* _TASK BRIEF_: Each entry below needs to be reproduced exactly as given.

* _MATERIAL FOR THIS TASK_:
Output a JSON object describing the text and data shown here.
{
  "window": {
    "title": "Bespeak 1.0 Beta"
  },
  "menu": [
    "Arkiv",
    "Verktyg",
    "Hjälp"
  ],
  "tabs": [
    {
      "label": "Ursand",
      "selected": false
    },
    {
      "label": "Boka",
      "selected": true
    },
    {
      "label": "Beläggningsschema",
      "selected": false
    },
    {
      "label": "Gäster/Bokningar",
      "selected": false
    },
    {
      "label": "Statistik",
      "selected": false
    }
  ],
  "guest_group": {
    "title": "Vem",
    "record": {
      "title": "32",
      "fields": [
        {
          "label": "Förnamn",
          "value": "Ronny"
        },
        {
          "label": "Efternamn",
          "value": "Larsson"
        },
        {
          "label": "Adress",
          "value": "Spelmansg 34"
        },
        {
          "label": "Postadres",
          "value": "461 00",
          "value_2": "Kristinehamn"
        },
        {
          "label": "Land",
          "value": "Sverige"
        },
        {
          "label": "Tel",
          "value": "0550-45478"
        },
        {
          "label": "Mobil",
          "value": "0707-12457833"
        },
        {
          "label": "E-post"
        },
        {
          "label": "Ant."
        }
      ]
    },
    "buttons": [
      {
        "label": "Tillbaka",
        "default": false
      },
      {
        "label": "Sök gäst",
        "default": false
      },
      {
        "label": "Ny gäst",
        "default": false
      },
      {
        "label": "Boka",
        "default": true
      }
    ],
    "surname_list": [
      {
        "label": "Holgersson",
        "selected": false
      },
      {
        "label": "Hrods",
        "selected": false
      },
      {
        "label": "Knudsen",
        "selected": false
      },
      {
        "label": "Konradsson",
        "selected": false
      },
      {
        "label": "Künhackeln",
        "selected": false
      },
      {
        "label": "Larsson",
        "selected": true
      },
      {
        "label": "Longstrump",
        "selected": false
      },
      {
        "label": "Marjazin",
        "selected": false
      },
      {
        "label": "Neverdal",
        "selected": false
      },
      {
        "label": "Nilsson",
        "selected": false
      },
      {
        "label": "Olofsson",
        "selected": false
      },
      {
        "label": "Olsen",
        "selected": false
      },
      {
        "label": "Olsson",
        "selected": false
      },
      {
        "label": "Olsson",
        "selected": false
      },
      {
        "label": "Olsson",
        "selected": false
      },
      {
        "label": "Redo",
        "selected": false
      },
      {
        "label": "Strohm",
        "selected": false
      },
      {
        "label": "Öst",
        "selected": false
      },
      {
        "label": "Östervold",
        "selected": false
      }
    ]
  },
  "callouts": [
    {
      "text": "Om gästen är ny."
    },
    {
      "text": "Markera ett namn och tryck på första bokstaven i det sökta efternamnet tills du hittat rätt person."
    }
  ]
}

* _EXERCISE RESULT_:
Output a JSON object describing the text and data shown here.
{
  "window": {
    "title": "Bespeak 1.0 Beta"
  },
  "menu": [
    "Arkiv",
    "Verktyg",
    "Hjälp"
  ],
  "tabs": [
    {
      "label": "Ursand",
      "selected": false
    },
    {
      "label": "Boka",
      "selected": true
    },
    {
      "label": "Beläggningsschema",
      "selected": false
    },
    {
      "label": "Gäster/Bokningar",
      "selected": false
    },
    {
      "label": "Statistik",
      "selected": false
    }
  ],
  "guest_group": {
    "title": "Vem",
    "record": {
      "title": "32",
      "fields": [
        {
          "label": "Förnamn",
          "value": "Ronny"
        },
        {
          "label": "Efternamn",
          "value": "Larsson"
        },
        {
          "label": "Adress",
          "value": "Spelmansg 34"
        },
        {
          "label": "Postadres",
          "value": "461 00",
          "value_2": "Kristinehamn"
        },
        {
          "label": "Land",
          "value": "Sverige"
        },
        {
          "label": "Tel",
          "value": "0550-45478"
        },
        {
          "label": "Mobil",
          "value": "0707-12457833"
        },
        {
          "label": "E-post"
        },
        {
          "label": "Ant."
        }
      ]
    },
    "buttons": [
      {
        "label": "Tillbaka",
        "default": false
      },
      {
        "label": "Sök gäst",
        "default": false
      },
      {
        "label": "Ny gäst",
        "default": false
      },
      {
        "label": "Boka",
        "default": true
      }
    ],
    "surname_list": [
      {
        "label": "Holgersson",
        "selected": false
      },
      {
        "label": "Hrods",
        "selected": false
      },
      {
        "label": "Knudsen",
        "selected": false
      },
      {
        "label": "Konradsson",
        "selected": false
      },
      {
        "label": "Künhackeln",
        "selected": false
      },
      {
        "label": "Larsson",
        "selected": true
      },
      {
        "label": "Longstrump",
        "selected": false
      },
      {
        "label": "Marjazin",
        "selected": false
      },
      {
        "label": "Neverdal",
        "selected": false
      },
      {
        "label": "Nilsson",
        "selected": false
      },
      {
        "label": "Olofsson",
        "selected": false
      },
      {
        "label": "Olsen",
        "selected": false
      },
      {
        "label": "Olsson",
        "selected": false
      },
      {
        "label": "Olsson",
        "selected": false
      },
      {
        "label": "Olsson",
        "selected": false
      },
      {
        "label": "Redo",
        "selected": false
      },
      {
        "label": "Strohm",
        "selected": false
      },
      {
        "label": "Öst",
        "selected": false
      },
      {
        "label": "Östervold",
        "selected": false
      }
    ]
  },
  "callouts": [
    {
      "text": "Om gästen är ny."
    },
    {
      "text": "Markera ett namn och tryck på första bokstaven i det sökta efternamnet tills du hittat rätt person."
    }
  ]
}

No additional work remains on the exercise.